**What is being asked**
Your response must consist of one number: how many lines in this material contain the word "JSON".

**Exercise materials**

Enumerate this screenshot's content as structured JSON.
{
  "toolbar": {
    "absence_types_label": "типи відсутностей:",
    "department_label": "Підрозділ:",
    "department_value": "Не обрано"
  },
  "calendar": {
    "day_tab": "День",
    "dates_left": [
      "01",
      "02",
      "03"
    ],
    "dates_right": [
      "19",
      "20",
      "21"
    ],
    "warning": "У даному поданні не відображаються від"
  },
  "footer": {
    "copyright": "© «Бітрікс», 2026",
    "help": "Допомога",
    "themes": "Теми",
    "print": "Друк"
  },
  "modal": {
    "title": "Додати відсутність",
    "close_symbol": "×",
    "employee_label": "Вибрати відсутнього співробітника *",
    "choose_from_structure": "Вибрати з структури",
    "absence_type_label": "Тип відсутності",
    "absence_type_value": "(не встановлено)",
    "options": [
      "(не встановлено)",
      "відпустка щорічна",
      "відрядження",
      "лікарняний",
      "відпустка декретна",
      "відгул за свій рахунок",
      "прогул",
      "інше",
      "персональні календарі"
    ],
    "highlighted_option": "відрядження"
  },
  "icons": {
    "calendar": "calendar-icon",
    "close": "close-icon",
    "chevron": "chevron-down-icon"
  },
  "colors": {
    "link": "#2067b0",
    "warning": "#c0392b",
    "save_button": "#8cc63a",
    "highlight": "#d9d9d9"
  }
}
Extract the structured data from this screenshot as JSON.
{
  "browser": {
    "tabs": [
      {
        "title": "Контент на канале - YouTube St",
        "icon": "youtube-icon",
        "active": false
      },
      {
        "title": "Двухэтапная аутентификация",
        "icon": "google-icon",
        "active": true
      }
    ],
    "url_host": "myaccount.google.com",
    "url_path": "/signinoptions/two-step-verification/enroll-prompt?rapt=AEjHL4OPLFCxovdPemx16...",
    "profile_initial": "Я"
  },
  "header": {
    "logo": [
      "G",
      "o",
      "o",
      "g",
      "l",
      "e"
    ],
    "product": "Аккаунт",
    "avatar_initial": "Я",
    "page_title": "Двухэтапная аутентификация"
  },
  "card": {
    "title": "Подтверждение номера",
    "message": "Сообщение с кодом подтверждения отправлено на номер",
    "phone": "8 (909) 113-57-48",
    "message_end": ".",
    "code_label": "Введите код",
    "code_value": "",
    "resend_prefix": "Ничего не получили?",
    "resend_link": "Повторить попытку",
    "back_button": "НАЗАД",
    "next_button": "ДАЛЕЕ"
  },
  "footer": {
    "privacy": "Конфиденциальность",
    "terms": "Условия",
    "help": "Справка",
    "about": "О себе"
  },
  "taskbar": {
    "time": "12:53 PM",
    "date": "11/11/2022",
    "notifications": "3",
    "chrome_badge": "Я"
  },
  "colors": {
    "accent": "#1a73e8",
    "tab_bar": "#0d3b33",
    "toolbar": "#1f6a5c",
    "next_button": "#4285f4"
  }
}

**Your response**
2